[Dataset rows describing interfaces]
------------------------------------------------
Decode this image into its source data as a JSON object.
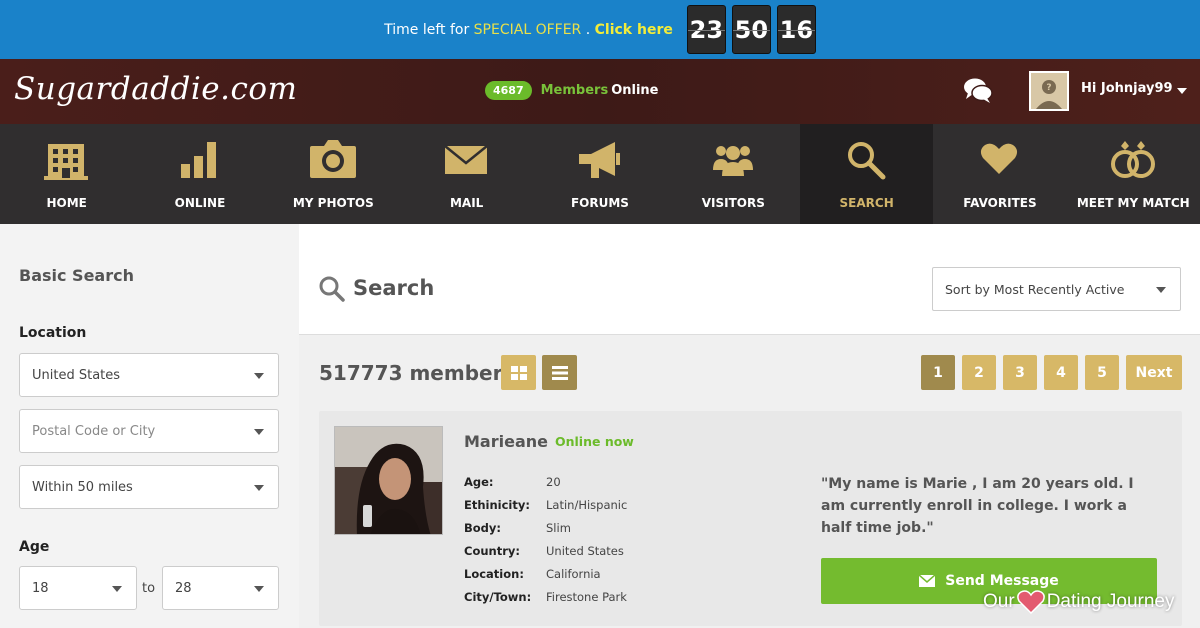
{
  "promo": {
    "prefix": "Time left for",
    "offer": "SPECIAL OFFER",
    "dot": ".",
    "cta": "Click here",
    "countdown": [
      "23",
      "50",
      "16"
    ]
  },
  "header": {
    "logo": "Sugardaddie.com",
    "online_count": "4687",
    "online_members": "Members",
    "online_label": "Online",
    "chat_icon": "chat-bubbles-icon",
    "greeting": "Hi Johnjay99"
  },
  "nav": {
    "items": [
      {
        "label": "HOME",
        "icon": "building-icon"
      },
      {
        "label": "ONLINE",
        "icon": "bar-chart-icon"
      },
      {
        "label": "MY PHOTOS",
        "icon": "camera-icon"
      },
      {
        "label": "MAIL",
        "icon": "envelope-icon"
      },
      {
        "label": "FORUMS",
        "icon": "megaphone-icon"
      },
      {
        "label": "VISITORS",
        "icon": "group-icon"
      },
      {
        "label": "SEARCH",
        "icon": "magnifier-icon",
        "active": true
      },
      {
        "label": "FAVORITES",
        "icon": "heart-icon"
      },
      {
        "label": "MEET MY MATCH",
        "icon": "rings-icon"
      }
    ],
    "accent": "#d1b46a"
  },
  "sidebar": {
    "title": "Basic Search",
    "location_label": "Location",
    "country": "United States",
    "postal_placeholder": "Postal Code or City",
    "distance": "Within 50 miles",
    "age_label": "Age",
    "age_from": "18",
    "age_to_word": "to",
    "age_to": "28"
  },
  "main": {
    "title": "Search",
    "sort": "Sort by Most Recently Active",
    "member_count": "517773 members",
    "pages": [
      "1",
      "2",
      "3",
      "4",
      "5"
    ],
    "next": "Next"
  },
  "profile": {
    "name": "Marieane",
    "status": "Online now",
    "attributes": [
      {
        "key": "Age:",
        "value": "20"
      },
      {
        "key": "Ethinicity:",
        "value": "Latin/Hispanic"
      },
      {
        "key": "Body:",
        "value": "Slim"
      },
      {
        "key": "Country:",
        "value": "United States"
      },
      {
        "key": "Location:",
        "value": "California"
      },
      {
        "key": "City/Town:",
        "value": "Firestone Park"
      }
    ],
    "quote": "\"My name is Marie , I am 20 years old. I am currently enroll in college. I work a half time job.\"",
    "send_label": "Send Message"
  },
  "watermark": {
    "part1": "Our",
    "part2": "Dating Journey"
  },
  "colors": {
    "promo_bg": "#1a82c9",
    "gold": "#d7b867",
    "gold_dark": "#a08a4d",
    "green": "#74bb2f"
  }
}
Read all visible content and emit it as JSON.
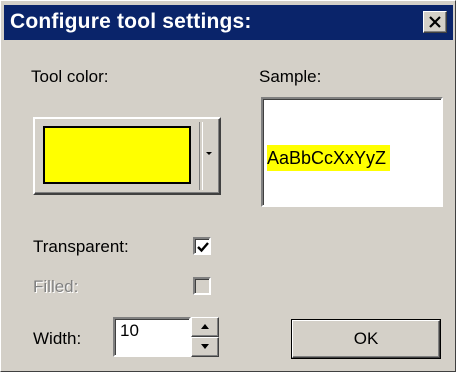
{
  "window": {
    "title": "Configure tool settings:",
    "close_icon": "close-icon"
  },
  "labels": {
    "tool_color": "Tool color:",
    "sample": "Sample:",
    "transparent": "Transparent:",
    "filled": "Filled:",
    "width": "Width:"
  },
  "tool_color": {
    "value": "#ffff00",
    "dropdown_icon": "chevron-down-icon"
  },
  "sample": {
    "text": "AaBbCcXxYyZ",
    "highlight_color": "#ffff00"
  },
  "options": {
    "transparent_checked": true,
    "filled_checked": false,
    "filled_enabled": false
  },
  "width": {
    "value": "10",
    "up_icon": "arrow-up-icon",
    "down_icon": "arrow-down-icon"
  },
  "buttons": {
    "ok": "OK"
  },
  "colors": {
    "title_bar": "#0a246a",
    "dialog_face": "#d4d0c8"
  }
}
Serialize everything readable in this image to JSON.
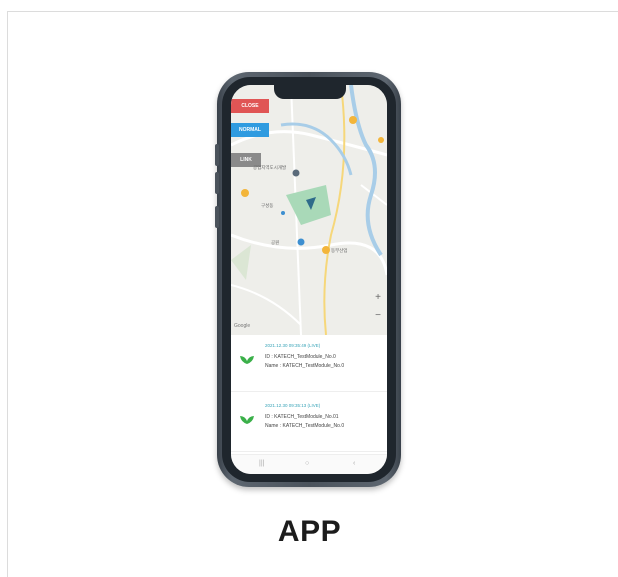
{
  "map": {
    "buttons": {
      "close": "CLOSE",
      "normal": "NORMAL",
      "link": "LINK"
    },
    "zoom_in": "+",
    "zoom_out": "−",
    "google": "Google",
    "labels": [
      "공업지역도시개발",
      "구성동",
      "공원",
      "동부산업"
    ]
  },
  "list": {
    "items": [
      {
        "date": "2021.12.30 09:35:49 (LIVE)",
        "id": "ID : KATECH_TestModule_No.0",
        "name": "Name : KATECH_TestModule_No.0"
      },
      {
        "date": "2021.12.30 09:35:13 (LIVE)",
        "id": "ID : KATECH_TestModule_No.01",
        "name": "Name : KATECH_TestModule_No.0"
      }
    ]
  },
  "nav": {
    "menu_icon": "menu-icon",
    "home_icon": "home-icon",
    "back_icon": "back-icon"
  },
  "caption": "APP",
  "colors": {
    "close_btn": "#e05555",
    "normal_btn": "#2f9be0",
    "link_btn": "#8a8a8a",
    "accent_text": "#3aa4b8",
    "marker": "#f3b53a",
    "leaf": "#3bb04a"
  }
}
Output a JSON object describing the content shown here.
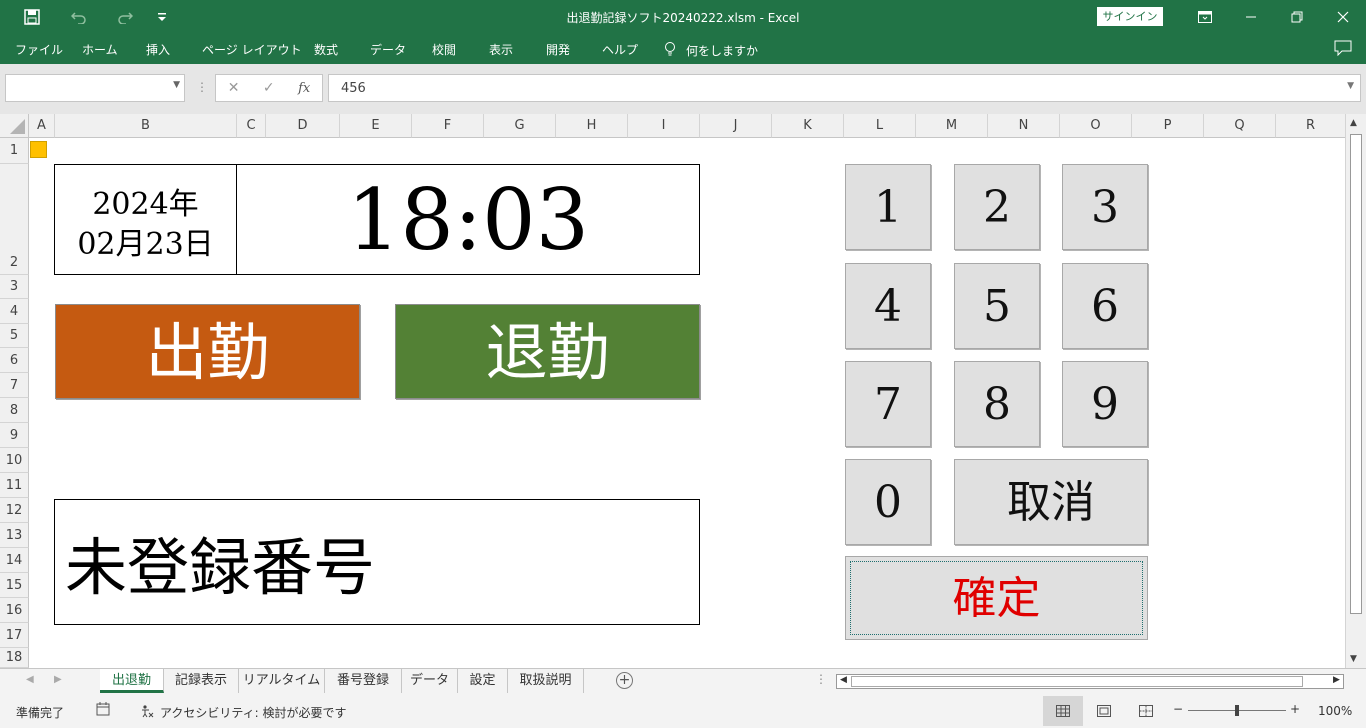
{
  "titlebar": {
    "title": "出退勤記録ソフト20240222.xlsm  -  Excel",
    "signin": "サインイン",
    "qat_icons": [
      "save-icon",
      "undo-icon",
      "redo-icon",
      "customize-qat-icon"
    ],
    "window_icons": [
      "ribbon-display-icon",
      "minimize-icon",
      "restore-icon",
      "close-icon"
    ]
  },
  "ribbon": {
    "tabs": [
      "ファイル",
      "ホーム",
      "挿入",
      "ページ レイアウト",
      "数式",
      "データ",
      "校閲",
      "表示",
      "開発",
      "ヘルプ"
    ],
    "tell_me": "何をしますか"
  },
  "formula_bar": {
    "name_box": "",
    "formula": "456"
  },
  "grid": {
    "columns": [
      "A",
      "B",
      "C",
      "D",
      "E",
      "F",
      "G",
      "H",
      "I",
      "J",
      "K",
      "L",
      "M",
      "N",
      "O",
      "P",
      "Q",
      "R"
    ],
    "rows": [
      "1",
      "2",
      "3",
      "4",
      "5",
      "6",
      "7",
      "8",
      "9",
      "10",
      "11",
      "12",
      "13",
      "14",
      "15",
      "16",
      "17",
      "18"
    ]
  },
  "clock": {
    "year": "2024年",
    "month_day": "02月23日",
    "time": "18:03"
  },
  "buttons": {
    "clock_in": "出勤",
    "clock_out": "退勤",
    "clock_in_color": "#c55a11",
    "clock_out_color": "#538135"
  },
  "status_message": "未登録番号",
  "keypad": {
    "keys": [
      "1",
      "2",
      "3",
      "4",
      "5",
      "6",
      "7",
      "8",
      "9",
      "0"
    ],
    "cancel": "取消",
    "confirm": "確定",
    "confirm_color": "#e00000"
  },
  "sheet_tabs": [
    "出退勤",
    "記録表示",
    "リアルタイム",
    "番号登録",
    "データ",
    "設定",
    "取扱説明"
  ],
  "active_sheet": "出退勤",
  "statusbar": {
    "ready": "準備完了",
    "accessibility": "アクセシビリティ: 検討が必要です",
    "zoom": "100%"
  },
  "theme": {
    "excel_green": "#217346"
  }
}
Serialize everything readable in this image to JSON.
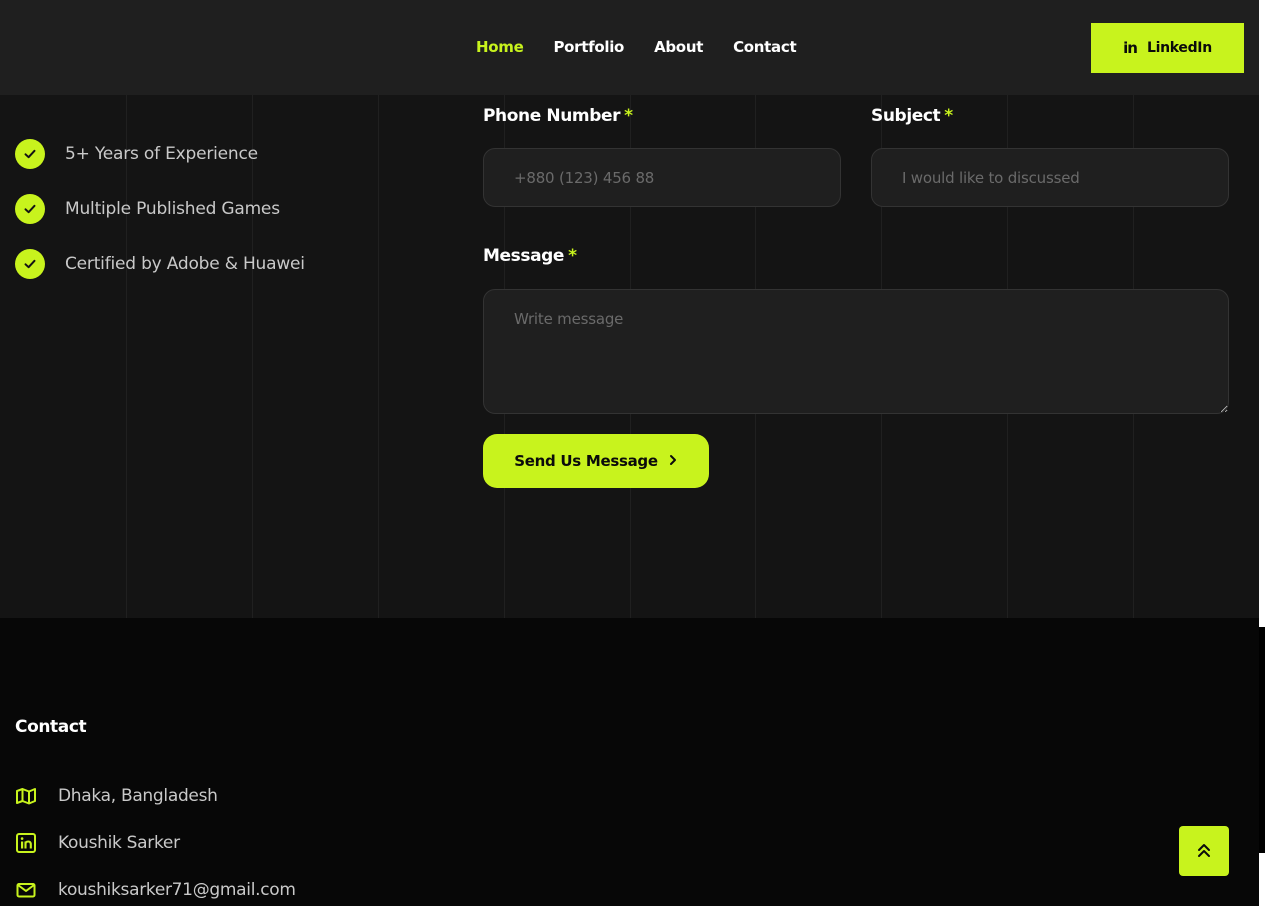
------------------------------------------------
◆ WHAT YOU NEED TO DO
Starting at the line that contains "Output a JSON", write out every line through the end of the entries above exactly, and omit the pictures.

◆ OUTPUT BELOW
Output a JSON object describing the content shown here.
{
  "titlebar": {
    "title": "出退勤記録ソフト20240222.xlsm  -  Excel",
    "signin": "サインイン",
    "qat_icons": [
      "save-icon",
      "undo-icon",
      "redo-icon",
      "customize-qat-icon"
    ],
    "window_icons": [
      "ribbon-display-icon",
      "minimize-icon",
      "restore-icon",
      "close-icon"
    ]
  },
  "ribbon": {
    "tabs": [
      "ファイル",
      "ホーム",
      "挿入",
      "ページ レイアウト",
      "数式",
      "データ",
      "校閲",
      "表示",
      "開発",
      "ヘルプ"
    ],
    "tell_me": "何をしますか"
  },
  "formula_bar": {
    "name_box": "",
    "formula": "456"
  },
  "grid": {
    "columns": [
      "A",
      "B",
      "C",
      "D",
      "E",
      "F",
      "G",
      "H",
      "I",
      "J",
      "K",
      "L",
      "M",
      "N",
      "O",
      "P",
      "Q",
      "R"
    ],
    "rows": [
      "1",
      "2",
      "3",
      "4",
      "5",
      "6",
      "7",
      "8",
      "9",
      "10",
      "11",
      "12",
      "13",
      "14",
      "15",
      "16",
      "17",
      "18"
    ]
  },
  "clock": {
    "year": "2024年",
    "month_day": "02月23日",
    "time": "18:03"
  },
  "buttons": {
    "clock_in": "出勤",
    "clock_out": "退勤",
    "clock_in_color": "#c55a11",
    "clock_out_color": "#538135"
  },
  "status_message": "未登録番号",
  "keypad": {
    "keys": [
      "1",
      "2",
      "3",
      "4",
      "5",
      "6",
      "7",
      "8",
      "9",
      "0"
    ],
    "cancel": "取消",
    "confirm": "確定",
    "confirm_color": "#e00000"
  },
  "sheet_tabs": [
    "出退勤",
    "記録表示",
    "リアルタイム",
    "番号登録",
    "データ",
    "設定",
    "取扱説明"
  ],
  "active_sheet": "出退勤",
  "statusbar": {
    "ready": "準備完了",
    "accessibility": "アクセシビリティ: 検討が必要です",
    "zoom": "100%"
  },
  "theme": {
    "excel_green": "#217346"
  }
}
Serialize everything readable in this image to JSON.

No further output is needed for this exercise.